Every line of the data is to be retyped exactly.
━━ Available data
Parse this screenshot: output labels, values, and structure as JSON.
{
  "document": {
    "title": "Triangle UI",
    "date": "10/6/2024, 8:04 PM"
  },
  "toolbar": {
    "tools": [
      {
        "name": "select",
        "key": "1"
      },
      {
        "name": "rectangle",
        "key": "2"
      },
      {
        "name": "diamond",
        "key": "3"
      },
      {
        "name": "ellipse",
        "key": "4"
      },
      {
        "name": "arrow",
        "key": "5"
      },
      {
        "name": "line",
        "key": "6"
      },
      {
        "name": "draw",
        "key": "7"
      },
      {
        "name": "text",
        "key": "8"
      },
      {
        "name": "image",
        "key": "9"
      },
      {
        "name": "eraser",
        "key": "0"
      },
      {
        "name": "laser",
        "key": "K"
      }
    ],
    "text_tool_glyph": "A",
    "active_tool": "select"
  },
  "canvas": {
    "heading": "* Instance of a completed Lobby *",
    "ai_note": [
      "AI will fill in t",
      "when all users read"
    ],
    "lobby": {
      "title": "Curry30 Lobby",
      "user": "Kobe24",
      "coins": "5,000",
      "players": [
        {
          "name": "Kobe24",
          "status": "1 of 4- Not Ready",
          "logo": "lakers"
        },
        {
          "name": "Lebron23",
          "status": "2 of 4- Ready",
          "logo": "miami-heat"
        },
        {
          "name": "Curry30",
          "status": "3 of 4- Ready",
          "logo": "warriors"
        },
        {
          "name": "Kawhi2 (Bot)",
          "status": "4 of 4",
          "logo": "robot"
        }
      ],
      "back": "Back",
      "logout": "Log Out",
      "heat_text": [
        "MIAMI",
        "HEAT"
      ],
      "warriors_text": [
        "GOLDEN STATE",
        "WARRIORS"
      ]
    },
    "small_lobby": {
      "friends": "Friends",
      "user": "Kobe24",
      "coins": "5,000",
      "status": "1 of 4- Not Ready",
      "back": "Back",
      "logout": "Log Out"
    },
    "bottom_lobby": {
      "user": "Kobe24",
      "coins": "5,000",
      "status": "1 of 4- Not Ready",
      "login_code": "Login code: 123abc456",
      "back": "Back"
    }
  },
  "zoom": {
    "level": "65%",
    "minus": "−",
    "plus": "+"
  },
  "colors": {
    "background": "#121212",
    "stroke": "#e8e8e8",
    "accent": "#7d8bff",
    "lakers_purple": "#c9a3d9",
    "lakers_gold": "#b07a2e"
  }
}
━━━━
**Exercise solution**
Parse this screenshot: output labels, values, and structure as JSON.
{
  "document": {
    "title": "Triangle UI",
    "date": "10/6/2024, 8:04 PM"
  },
  "toolbar": {
    "tools": [
      {
        "name": "select",
        "key": "1"
      },
      {
        "name": "rectangle",
        "key": "2"
      },
      {
        "name": "diamond",
        "key": "3"
      },
      {
        "name": "ellipse",
        "key": "4"
      },
      {
        "name": "arrow",
        "key": "5"
      },
      {
        "name": "line",
        "key": "6"
      },
      {
        "name": "draw",
        "key": "7"
      },
      {
        "name": "text",
        "key": "8"
      },
      {
        "name": "image",
        "key": "9"
      },
      {
        "name": "eraser",
        "key": "0"
      },
      {
        "name": "laser",
        "key": "K"
      }
    ],
    "text_tool_glyph": "A",
    "active_tool": "select"
  },
  "canvas": {
    "heading": "* Instance of a completed Lobby *",
    "ai_note": [
      "AI will fill in t",
      "when all users read"
    ],
    "lobby": {
      "title": "Curry30 Lobby",
      "user": "Kobe24",
      "coins": "5,000",
      "players": [
        {
          "name": "Kobe24",
          "status": "1 of 4- Not Ready",
          "logo": "lakers"
        },
        {
          "name": "Lebron23",
          "status": "2 of 4- Ready",
          "logo": "miami-heat"
        },
        {
          "name": "Curry30",
          "status": "3 of 4- Ready",
          "logo": "warriors"
        },
        {
          "name": "Kawhi2 (Bot)",
          "status": "4 of 4",
          "logo": "robot"
        }
      ],
      "back": "Back",
      "logout": "Log Out",
      "heat_text": [
        "MIAMI",
        "HEAT"
      ],
      "warriors_text": [
        "GOLDEN STATE",
        "WARRIORS"
      ]
    },
    "small_lobby": {
      "friends": "Friends",
      "user": "Kobe24",
      "coins": "5,000",
      "status": "1 of 4- Not Ready",
      "back": "Back",
      "logout": "Log Out"
    },
    "bottom_lobby": {
      "user": "Kobe24",
      "coins": "5,000",
      "status": "1 of 4- Not Ready",
      "login_code": "Login code: 123abc456",
      "back": "Back"
    }
  },
  "zoom": {
    "level": "65%",
    "minus": "−",
    "plus": "+"
  },
  "colors": {
    "background": "#121212",
    "stroke": "#e8e8e8",
    "accent": "#7d8bff",
    "lakers_purple": "#c9a3d9",
    "lakers_gold": "#b07a2e"
  }
}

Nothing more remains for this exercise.